All the entries need to be duplicated exactly, with the pictures omitted.
::: Records to process
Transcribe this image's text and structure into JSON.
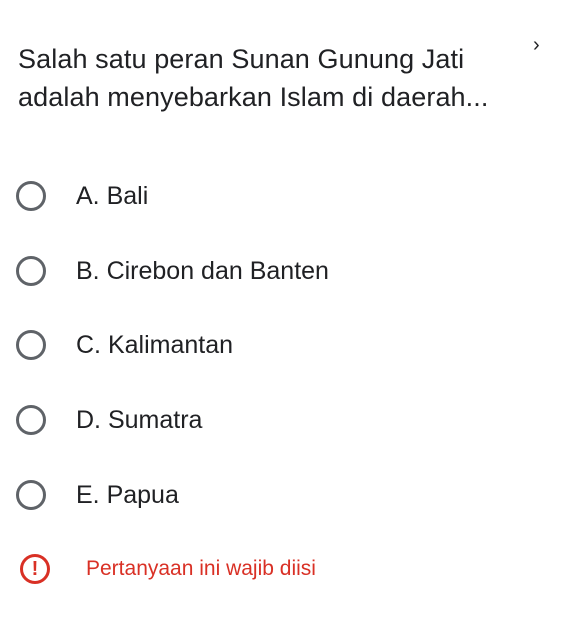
{
  "question": {
    "line1": "Salah satu peran Sunan Gunung Jati",
    "line2": "adalah menyebarkan Islam di daerah...",
    "mark": "›"
  },
  "options": [
    {
      "label": "A. Bali"
    },
    {
      "label": "B. Cirebon dan Banten"
    },
    {
      "label": "C. Kalimantan"
    },
    {
      "label": "D. Sumatra"
    },
    {
      "label": "E. Papua"
    }
  ],
  "validation": {
    "icon": "!",
    "message": "Pertanyaan ini wajib diisi"
  },
  "colors": {
    "error": "#d93025",
    "radio_border": "#5f6368",
    "text": "#202124"
  }
}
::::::
- [Answer to the problem]:
Transcribe this image's text and structure into JSON.
{
  "question": {
    "line1": "Salah satu peran Sunan Gunung Jati",
    "line2": "adalah menyebarkan Islam di daerah...",
    "mark": "›"
  },
  "options": [
    {
      "label": "A. Bali"
    },
    {
      "label": "B. Cirebon dan Banten"
    },
    {
      "label": "C. Kalimantan"
    },
    {
      "label": "D. Sumatra"
    },
    {
      "label": "E. Papua"
    }
  ],
  "validation": {
    "icon": "!",
    "message": "Pertanyaan ini wajib diisi"
  },
  "colors": {
    "error": "#d93025",
    "radio_border": "#5f6368",
    "text": "#202124"
  }
}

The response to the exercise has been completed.